If you can’t afford to hire an interior designer to create a complementary space, just stick with the same color scheme and concept from your interior. Curated gardens, string lights, and heaters for when it gets a bit chilly are also great ways to create memorable (and Instagrammable) outdoor spaces.
5. Upgrade Your Server Uniforms
Depending on the style of your restaurant, your servers' indoor attire may not be appropriate for outdoors.
Consider a lightweight polo instead of an oxford shirt for fine dining restaurants during lunch, or on very hot evenings.
For a bar or eateries with a more casual atmosphere, you could design a T-shirt for the season. You may even elect to sell it or gift it to patrons as well! Modified outdoor uniforms will make your servers more comfortable in warm weather, and create a more seasonal atmosphere.
A recent study found that weather impacts restaurants substantially. Here are some tips on how to be ready to do business in all weather.
6. Consider the Weather
A recent study showed that weather not only affects the volume of customers, but their mood as well: they’re more likely to be critical of your restaurant in unpleasant weather. Your patio, of course, will be the most affected by bad weather.

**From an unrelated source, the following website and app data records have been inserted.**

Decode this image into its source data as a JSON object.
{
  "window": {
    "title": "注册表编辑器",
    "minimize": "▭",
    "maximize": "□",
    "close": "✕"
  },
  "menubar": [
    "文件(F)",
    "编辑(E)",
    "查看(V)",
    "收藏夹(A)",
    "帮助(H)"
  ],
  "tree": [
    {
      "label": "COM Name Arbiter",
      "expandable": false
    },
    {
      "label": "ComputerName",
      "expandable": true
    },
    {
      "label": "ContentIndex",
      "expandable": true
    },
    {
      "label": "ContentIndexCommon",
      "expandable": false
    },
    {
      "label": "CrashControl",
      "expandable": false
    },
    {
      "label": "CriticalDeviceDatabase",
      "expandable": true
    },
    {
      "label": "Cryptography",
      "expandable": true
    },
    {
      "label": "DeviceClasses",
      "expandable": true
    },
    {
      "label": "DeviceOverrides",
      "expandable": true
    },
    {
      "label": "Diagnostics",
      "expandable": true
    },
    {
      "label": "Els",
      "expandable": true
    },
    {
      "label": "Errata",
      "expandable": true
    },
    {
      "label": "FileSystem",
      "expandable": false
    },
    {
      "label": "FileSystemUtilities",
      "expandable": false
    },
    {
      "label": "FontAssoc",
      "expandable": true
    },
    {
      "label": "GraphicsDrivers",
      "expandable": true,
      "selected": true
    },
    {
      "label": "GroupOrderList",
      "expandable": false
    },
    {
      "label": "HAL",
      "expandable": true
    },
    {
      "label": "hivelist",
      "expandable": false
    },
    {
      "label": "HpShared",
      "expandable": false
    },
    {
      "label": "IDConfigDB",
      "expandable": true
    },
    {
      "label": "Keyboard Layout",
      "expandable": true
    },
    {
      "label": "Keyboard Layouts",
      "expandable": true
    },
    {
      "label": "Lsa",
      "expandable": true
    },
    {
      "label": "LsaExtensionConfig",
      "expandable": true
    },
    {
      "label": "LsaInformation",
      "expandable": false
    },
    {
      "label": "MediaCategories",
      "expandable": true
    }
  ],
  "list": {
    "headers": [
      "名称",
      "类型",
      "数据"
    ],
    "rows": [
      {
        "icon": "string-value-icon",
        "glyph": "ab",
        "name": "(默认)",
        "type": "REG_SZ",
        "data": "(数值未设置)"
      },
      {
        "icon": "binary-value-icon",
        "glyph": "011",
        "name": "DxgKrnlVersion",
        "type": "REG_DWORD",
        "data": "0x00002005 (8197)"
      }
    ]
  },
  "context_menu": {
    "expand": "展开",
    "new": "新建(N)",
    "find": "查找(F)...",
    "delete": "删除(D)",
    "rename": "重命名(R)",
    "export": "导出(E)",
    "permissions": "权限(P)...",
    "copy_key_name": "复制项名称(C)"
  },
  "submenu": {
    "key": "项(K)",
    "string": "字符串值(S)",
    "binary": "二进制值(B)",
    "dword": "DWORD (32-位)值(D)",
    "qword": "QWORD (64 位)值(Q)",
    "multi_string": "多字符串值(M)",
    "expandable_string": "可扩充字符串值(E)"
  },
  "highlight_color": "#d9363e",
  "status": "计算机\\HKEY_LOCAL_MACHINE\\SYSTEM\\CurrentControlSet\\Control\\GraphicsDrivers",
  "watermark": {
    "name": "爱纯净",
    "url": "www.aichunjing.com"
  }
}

Make sure you have a plan for last-minute weather changes. Do you have an awning built into your patio? Perhaps one that will appear at the touch of a button? Or will you have to herd guests back inside? The best patios are versatile, rain or shine.
If you don't have any weather protection options, make sure your staff knows the protocol for quickly bringing guests inside. Will you replace dishes that get rained on? Who will be in charge of reseating everyone inside? Develop a patio storm plan.
7. Empower Your Servers to Be Strategic with Toast Go™
As patios are only seasonal spaces, they’re not always ideally located. Save servers from having to run back and forth to the bar, kitchen, and terminal, by investing in a handheld POS system like Toast Go™.
Toast Go™ is a fully integrated handheld device that fires orders directly to the kitchen, includes inventory information about what’s on hand and what’s 86’ed in real time, and even contains allergen information for specific menu items right on the screen. Guests can pay, sign, and tip right at the table — even if they want to split the check 10 ways.
Purchasing dedicated handhelds for your outdoor space will allow servers to focus on taking care of guests instead of working up a sweat. With more time to upsell and cater to the guest experience, your servers will turn tables faster and garner better tips.
8. Let Guests Order and Pay on their Phones
Pandemic protocols have changed patrons' expectations. Now, many guests expect the full-on experience of dining out, coupled with the convenience of ordering and paying from their devices. Especially when it comes to eating outdoors, ordering and paying on their own — without having to go inside or flag down a server — can be a nice advantage for customers.
As such, many restaurants are restructuring their order and payment processes to maximize efficiency, without sacrificing hospitality. In fact, tech efficiencies and improved hospitality can go hand-in-hand. Guests feel empowered to place their orders and make secure payments whenever they choose, and servers enjoy a more rewarding role of welcoming guests, providing direction on menu items, and checking in — without the added stress of swiping credit cards.
One option is Toast Order & Pay™. This QR code ordering system lets guests scan a QR code, browse menu items, and order food and drinks right from their phones. Simultaneously, servers can roam the patio with handhelds in their pockets, ready to enter additional orders for guests at any time.